Meanwhile, Fortune magazine has published its 2012 Businessperson of the Year rundown, and unsurprisingly big names in the tech world populate the higher echelons of the list. In a victory for Amazon over the likes of Apple and Google, it is the online retailer’s CEO Jeff Bezos who tops the pile, pipping Tim Cook who sits second, and Larry Page who lags behind in sixth. “With Steve [Jobs’] passing, Bezos is the epitome of the venture-backed CEO,” says venture capitalist Bill Gurley, adding that “if you were to ask 100 startup entrepreneurs who the CEO is they admire most, he would show up on 95 of the ballots.” High praise indeed; follow the link to see what has earned Bezos so many admirers this year.
In gaming, the Wii U officially launched today in the US ahead of its release in the UK on 30 November. The console, considered the first major new games platform since 2006, went on sale at midnight in the US and has already sold out. But not everything is rosy as many customers have slammed the device for its lengthy set up process taking several hours. To add insult to injury, key features like TVii and Miiverse are either not working or unavailable. Click the link for more
Troubled electronics retailer Comet is having a devil of a time as its current administrator, Deloitte, confirmed that 41 of its 236 will be closed by the end of the month. This move could leave 1,000 Comet employees without a job, though the administrator has promised that it will try to “redeploy” as many of the personnel as possible. That being said, consumers will be more interested in the slew of “closing down sales” that will be coming to affected stores this week. What’s more, the remaining 195 stores will be given even larger discounts during Comet’s continued liquidation sales.

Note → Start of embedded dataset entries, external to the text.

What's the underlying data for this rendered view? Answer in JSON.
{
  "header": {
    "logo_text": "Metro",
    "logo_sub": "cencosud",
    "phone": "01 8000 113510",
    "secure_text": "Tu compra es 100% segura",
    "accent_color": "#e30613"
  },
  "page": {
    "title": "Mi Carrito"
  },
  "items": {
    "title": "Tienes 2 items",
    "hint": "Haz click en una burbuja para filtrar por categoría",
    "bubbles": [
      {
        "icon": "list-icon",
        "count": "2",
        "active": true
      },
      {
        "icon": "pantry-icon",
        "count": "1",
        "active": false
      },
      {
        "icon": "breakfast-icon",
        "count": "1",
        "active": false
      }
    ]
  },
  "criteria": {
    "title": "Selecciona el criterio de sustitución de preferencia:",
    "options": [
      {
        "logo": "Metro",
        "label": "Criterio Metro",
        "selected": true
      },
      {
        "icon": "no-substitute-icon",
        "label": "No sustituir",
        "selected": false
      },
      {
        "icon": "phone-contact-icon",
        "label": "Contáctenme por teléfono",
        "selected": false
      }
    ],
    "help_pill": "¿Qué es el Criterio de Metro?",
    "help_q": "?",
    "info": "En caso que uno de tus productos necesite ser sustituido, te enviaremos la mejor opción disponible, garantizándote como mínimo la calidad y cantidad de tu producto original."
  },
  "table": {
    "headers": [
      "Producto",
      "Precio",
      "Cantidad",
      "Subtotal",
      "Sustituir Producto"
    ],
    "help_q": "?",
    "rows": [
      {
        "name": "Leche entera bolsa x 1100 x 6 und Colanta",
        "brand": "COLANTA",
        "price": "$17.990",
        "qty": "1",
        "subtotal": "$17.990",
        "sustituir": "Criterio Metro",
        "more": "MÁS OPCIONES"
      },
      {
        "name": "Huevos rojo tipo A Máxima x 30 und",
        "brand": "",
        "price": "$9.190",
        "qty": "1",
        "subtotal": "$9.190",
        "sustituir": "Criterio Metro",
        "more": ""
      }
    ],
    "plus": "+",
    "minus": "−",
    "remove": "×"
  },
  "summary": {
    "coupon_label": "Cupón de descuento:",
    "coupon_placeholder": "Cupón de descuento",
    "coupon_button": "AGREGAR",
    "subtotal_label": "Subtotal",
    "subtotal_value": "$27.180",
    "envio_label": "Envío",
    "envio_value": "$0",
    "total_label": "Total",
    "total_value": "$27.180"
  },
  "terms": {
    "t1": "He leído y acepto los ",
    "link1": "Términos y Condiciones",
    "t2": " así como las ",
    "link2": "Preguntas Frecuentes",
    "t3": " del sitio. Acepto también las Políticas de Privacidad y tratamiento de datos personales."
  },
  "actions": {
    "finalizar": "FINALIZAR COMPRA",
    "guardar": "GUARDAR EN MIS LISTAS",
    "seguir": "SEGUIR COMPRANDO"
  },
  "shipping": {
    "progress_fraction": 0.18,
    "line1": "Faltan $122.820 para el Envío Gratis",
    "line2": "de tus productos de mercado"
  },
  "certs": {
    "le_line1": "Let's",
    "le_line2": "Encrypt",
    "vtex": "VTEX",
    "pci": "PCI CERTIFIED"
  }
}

Elsewhere, Greenpeace has released the latest edition of its “Guide to Greener Electronics,” which ranks the environmental policies and practices of 16 technology companies. Top of the pile comes Wipro, an Indian outsourcing firm, with a rating of 7.1 out of 10, which was earned in no small part by the use of renewable energy sources. Former number one HP comes in second place with 5.7, and is swiftly followed by Nokia, with 5.4. Apple, which received some criticism for its temporary snub of the EPEAT certification earlier this year, resides in sixth, having fallen two places since the publication of last year’s guide. BlackBerry producer RIM came in bottom place, with a meagre score of 2.0.
Finally, as the world’s population grows and demographic shifts push more and more people towards cities, urban areas will have to implement clever strategies to effectively deal with the consequent rise in demand for space and resources. Enter smart cities, a concept through which mega-cities can use increasingly sophisticated technology to adopt more efficient approaches to infrastructure, congestion, and pollution. In his exploration of the future of urban living, Jamie Carter examines what exactly it means to be a smart city. Click on for his rundown, including a closer look at the ongoing development project in the South Korean city of New Songdo.Leave a comment on this article